AIM OF THE EXERCISE: A word-for-word copy of the data is what's wanted, with no pictures.
┌─ DATASET RECORDS
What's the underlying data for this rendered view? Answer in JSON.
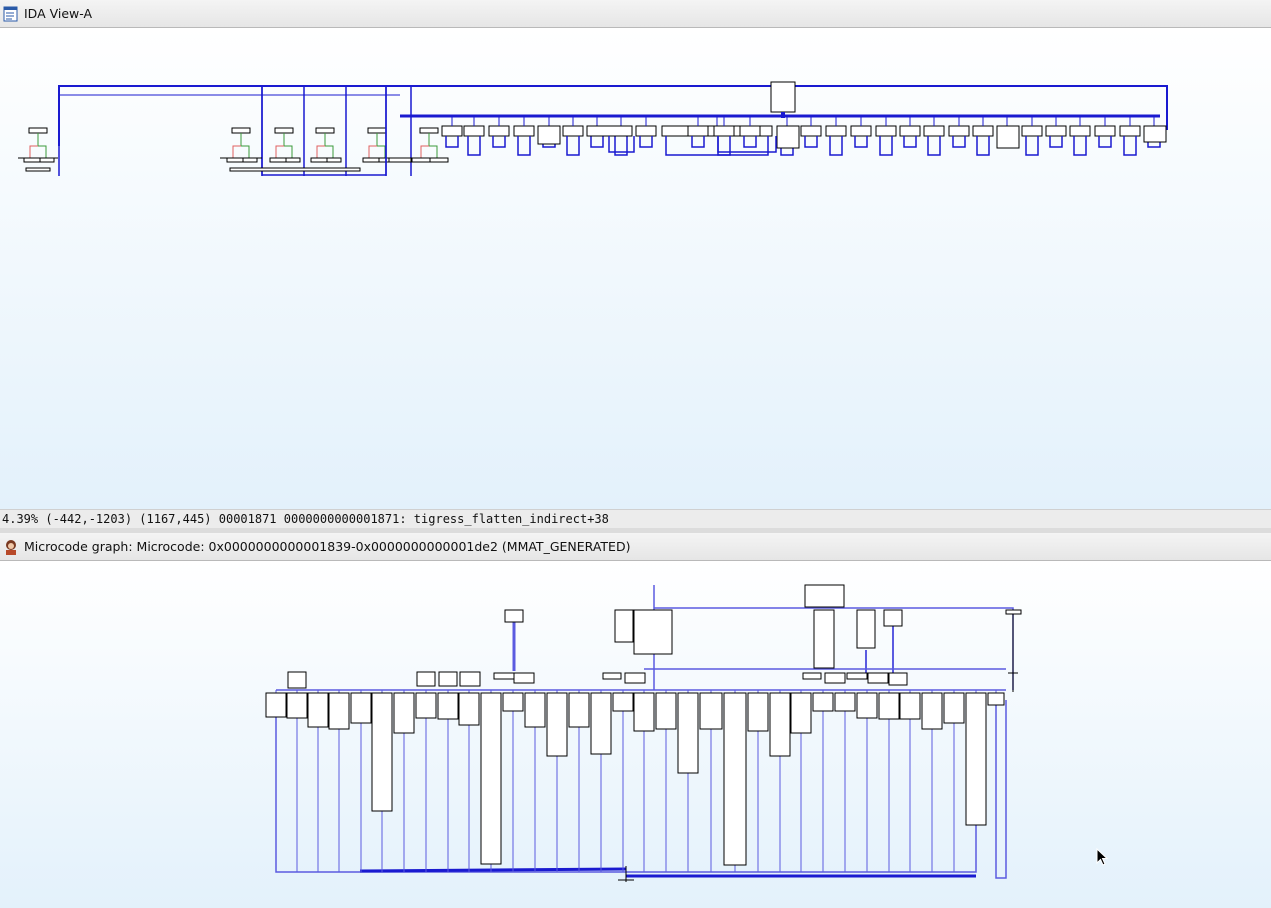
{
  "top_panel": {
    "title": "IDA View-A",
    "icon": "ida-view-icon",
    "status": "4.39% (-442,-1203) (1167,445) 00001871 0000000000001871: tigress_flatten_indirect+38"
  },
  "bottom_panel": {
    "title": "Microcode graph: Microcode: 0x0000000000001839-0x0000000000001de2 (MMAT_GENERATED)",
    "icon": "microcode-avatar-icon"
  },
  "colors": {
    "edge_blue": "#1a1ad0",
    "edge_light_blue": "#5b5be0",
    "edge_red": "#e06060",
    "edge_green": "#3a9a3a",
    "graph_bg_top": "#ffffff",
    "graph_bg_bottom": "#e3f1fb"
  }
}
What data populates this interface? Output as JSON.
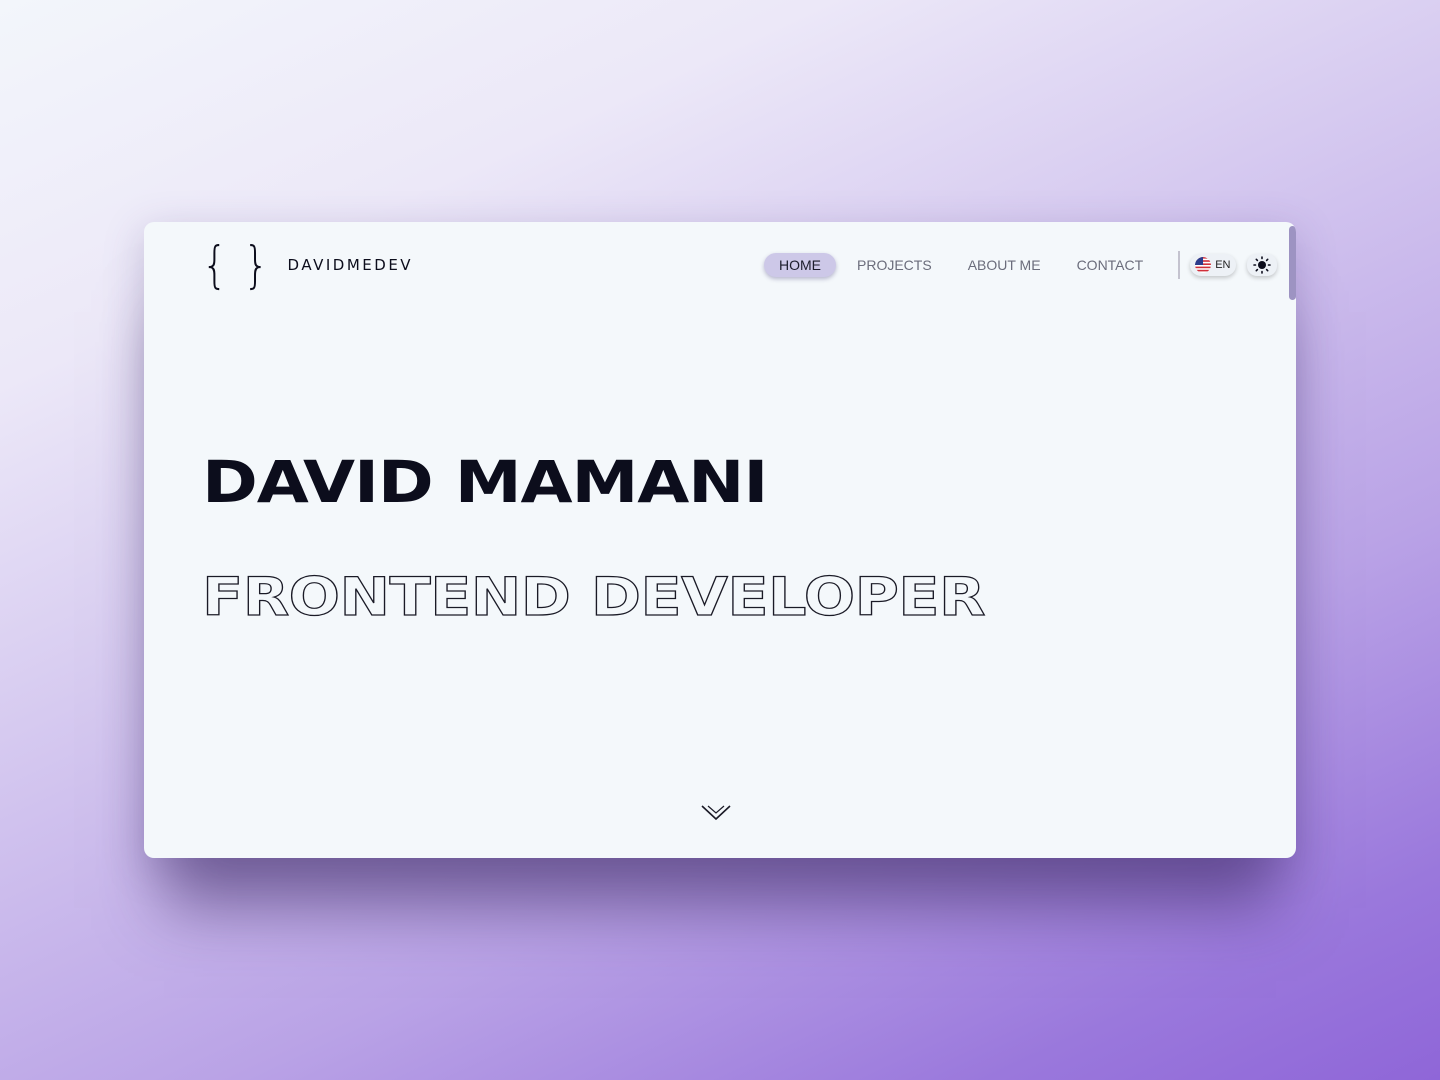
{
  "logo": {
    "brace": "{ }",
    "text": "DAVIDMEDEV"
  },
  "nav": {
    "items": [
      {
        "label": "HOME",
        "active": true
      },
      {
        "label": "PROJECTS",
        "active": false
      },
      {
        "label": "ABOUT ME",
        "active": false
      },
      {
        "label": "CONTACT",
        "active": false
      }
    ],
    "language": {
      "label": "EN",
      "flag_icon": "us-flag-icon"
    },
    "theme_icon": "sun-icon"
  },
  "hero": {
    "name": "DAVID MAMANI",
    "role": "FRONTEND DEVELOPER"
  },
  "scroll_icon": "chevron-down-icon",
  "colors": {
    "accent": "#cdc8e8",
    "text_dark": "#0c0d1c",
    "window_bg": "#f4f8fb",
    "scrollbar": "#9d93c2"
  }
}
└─
EXERCISE ANSWER:
What's the underlying data for this rendered view? Answer in JSON.
{
  "top_panel": {
    "title": "IDA View-A",
    "icon": "ida-view-icon",
    "status": "4.39% (-442,-1203) (1167,445) 00001871 0000000000001871: tigress_flatten_indirect+38"
  },
  "bottom_panel": {
    "title": "Microcode graph: Microcode: 0x0000000000001839-0x0000000000001de2 (MMAT_GENERATED)",
    "icon": "microcode-avatar-icon"
  },
  "colors": {
    "edge_blue": "#1a1ad0",
    "edge_light_blue": "#5b5be0",
    "edge_red": "#e06060",
    "edge_green": "#3a9a3a",
    "graph_bg_top": "#ffffff",
    "graph_bg_bottom": "#e3f1fb"
  }
}
What data populates this interface? Output as JSON.
{
  "logo": {
    "brace": "{ }",
    "text": "DAVIDMEDEV"
  },
  "nav": {
    "items": [
      {
        "label": "HOME",
        "active": true
      },
      {
        "label": "PROJECTS",
        "active": false
      },
      {
        "label": "ABOUT ME",
        "active": false
      },
      {
        "label": "CONTACT",
        "active": false
      }
    ],
    "language": {
      "label": "EN",
      "flag_icon": "us-flag-icon"
    },
    "theme_icon": "sun-icon"
  },
  "hero": {
    "name": "DAVID MAMANI",
    "role": "FRONTEND DEVELOPER"
  },
  "scroll_icon": "chevron-down-icon",
  "colors": {
    "accent": "#cdc8e8",
    "text_dark": "#0c0d1c",
    "window_bg": "#f4f8fb",
    "scrollbar": "#9d93c2"
  }
}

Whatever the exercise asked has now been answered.